Copy each line of the records below that mentions the word "name".

※ ※ ※

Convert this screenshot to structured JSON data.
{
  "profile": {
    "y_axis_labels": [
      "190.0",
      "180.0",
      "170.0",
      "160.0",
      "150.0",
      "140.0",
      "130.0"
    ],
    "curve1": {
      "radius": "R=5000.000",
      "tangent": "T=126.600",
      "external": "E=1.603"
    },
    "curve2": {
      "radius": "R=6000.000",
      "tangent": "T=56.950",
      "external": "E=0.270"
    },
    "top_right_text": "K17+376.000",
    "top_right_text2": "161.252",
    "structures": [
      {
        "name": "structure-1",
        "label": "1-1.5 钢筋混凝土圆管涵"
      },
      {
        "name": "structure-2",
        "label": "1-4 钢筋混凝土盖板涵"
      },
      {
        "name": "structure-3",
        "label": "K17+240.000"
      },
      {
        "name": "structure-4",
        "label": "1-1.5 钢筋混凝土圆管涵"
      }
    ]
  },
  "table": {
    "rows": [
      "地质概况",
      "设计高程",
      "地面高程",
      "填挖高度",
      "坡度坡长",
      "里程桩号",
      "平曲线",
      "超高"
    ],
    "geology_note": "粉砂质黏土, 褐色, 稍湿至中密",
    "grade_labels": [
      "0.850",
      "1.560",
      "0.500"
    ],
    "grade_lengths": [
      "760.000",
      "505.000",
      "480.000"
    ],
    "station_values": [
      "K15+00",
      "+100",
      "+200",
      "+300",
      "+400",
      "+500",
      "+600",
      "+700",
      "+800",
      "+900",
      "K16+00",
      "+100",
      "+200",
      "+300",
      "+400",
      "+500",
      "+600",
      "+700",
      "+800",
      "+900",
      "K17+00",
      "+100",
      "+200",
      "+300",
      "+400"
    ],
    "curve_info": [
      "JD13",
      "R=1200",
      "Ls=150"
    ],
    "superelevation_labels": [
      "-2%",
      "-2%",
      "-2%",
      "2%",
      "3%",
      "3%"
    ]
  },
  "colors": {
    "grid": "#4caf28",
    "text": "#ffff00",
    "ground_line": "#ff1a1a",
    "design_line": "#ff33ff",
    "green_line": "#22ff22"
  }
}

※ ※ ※

== ANSWER SECTION ==
        "name": "structure-1",
        "name": "structure-2",
        "name": "structure-3",
        "name": "structure-4",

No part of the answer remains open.